Exercise goal: Scan the entries below for the word "name". Copy out every line in which it occurs.

------ Source data

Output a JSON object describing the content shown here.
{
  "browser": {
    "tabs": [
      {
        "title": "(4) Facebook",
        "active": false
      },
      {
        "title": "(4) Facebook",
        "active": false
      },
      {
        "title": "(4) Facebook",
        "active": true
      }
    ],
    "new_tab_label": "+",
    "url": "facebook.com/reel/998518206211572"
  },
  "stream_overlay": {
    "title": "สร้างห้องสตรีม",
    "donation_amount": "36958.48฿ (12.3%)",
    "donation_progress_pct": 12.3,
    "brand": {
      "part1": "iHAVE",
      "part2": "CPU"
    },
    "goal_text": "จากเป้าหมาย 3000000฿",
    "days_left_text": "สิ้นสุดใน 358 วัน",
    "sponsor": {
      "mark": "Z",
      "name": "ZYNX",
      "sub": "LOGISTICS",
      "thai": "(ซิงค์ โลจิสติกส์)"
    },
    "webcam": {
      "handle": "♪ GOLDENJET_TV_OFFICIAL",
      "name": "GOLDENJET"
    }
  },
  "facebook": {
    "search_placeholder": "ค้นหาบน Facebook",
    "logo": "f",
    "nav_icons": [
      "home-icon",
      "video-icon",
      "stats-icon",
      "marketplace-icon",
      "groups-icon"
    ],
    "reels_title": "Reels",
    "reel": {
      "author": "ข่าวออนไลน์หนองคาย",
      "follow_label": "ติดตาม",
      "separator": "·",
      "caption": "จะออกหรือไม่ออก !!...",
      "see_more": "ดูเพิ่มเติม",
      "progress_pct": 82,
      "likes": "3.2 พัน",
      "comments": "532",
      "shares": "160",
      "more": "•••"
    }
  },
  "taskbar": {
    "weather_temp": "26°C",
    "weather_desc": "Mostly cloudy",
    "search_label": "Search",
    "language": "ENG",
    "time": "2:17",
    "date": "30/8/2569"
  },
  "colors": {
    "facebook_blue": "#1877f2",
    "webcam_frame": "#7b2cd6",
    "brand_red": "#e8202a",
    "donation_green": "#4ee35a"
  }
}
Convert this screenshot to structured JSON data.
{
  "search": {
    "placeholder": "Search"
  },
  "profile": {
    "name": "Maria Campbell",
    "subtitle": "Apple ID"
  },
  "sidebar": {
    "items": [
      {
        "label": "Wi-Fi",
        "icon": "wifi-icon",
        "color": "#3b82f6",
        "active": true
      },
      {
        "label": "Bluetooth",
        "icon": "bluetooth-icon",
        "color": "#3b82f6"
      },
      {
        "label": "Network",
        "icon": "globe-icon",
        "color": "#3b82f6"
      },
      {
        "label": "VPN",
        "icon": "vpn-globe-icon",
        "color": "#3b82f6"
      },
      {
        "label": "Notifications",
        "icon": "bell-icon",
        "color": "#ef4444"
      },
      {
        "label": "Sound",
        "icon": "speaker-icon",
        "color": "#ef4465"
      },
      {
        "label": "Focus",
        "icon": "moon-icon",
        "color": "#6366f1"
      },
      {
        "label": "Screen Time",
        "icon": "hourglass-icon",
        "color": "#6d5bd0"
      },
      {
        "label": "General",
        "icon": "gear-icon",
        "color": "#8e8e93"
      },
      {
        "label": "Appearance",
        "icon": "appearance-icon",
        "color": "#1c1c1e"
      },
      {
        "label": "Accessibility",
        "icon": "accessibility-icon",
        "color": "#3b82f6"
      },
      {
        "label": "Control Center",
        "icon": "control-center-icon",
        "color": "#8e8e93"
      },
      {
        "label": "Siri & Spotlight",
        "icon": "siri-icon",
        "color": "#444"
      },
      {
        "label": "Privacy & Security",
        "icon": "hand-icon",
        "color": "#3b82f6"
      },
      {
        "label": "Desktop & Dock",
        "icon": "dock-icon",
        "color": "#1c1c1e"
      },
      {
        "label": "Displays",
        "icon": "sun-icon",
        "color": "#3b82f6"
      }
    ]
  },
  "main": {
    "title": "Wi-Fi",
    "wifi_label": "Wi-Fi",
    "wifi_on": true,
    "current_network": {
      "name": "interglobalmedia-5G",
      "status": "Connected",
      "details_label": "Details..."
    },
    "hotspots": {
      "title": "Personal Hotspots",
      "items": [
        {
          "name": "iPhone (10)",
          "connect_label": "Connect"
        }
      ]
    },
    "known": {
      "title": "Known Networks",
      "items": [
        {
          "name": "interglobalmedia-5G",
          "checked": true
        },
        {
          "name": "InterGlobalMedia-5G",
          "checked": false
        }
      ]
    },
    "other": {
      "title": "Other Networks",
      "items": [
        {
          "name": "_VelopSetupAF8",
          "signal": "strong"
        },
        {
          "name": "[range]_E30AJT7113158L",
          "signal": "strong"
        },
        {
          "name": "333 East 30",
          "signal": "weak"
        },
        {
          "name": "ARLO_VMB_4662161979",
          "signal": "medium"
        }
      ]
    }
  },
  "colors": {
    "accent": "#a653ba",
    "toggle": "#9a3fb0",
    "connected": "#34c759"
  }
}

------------

Reply to the exercise:
      "name": "ZYNX",
      "name": "GOLDENJET"
    "name": "Maria Campbell",
      "name": "interglobalmedia-5G",
          "name": "iPhone (10)",
          "name": "interglobalmedia-5G",
          "name": "InterGlobalMedia-5G",
          "name": "_VelopSetupAF8",
          "name": "[range]_E30AJT7113158L",
          "name": "333 East 30",
          "name": "ARLO_VMB_4662161979",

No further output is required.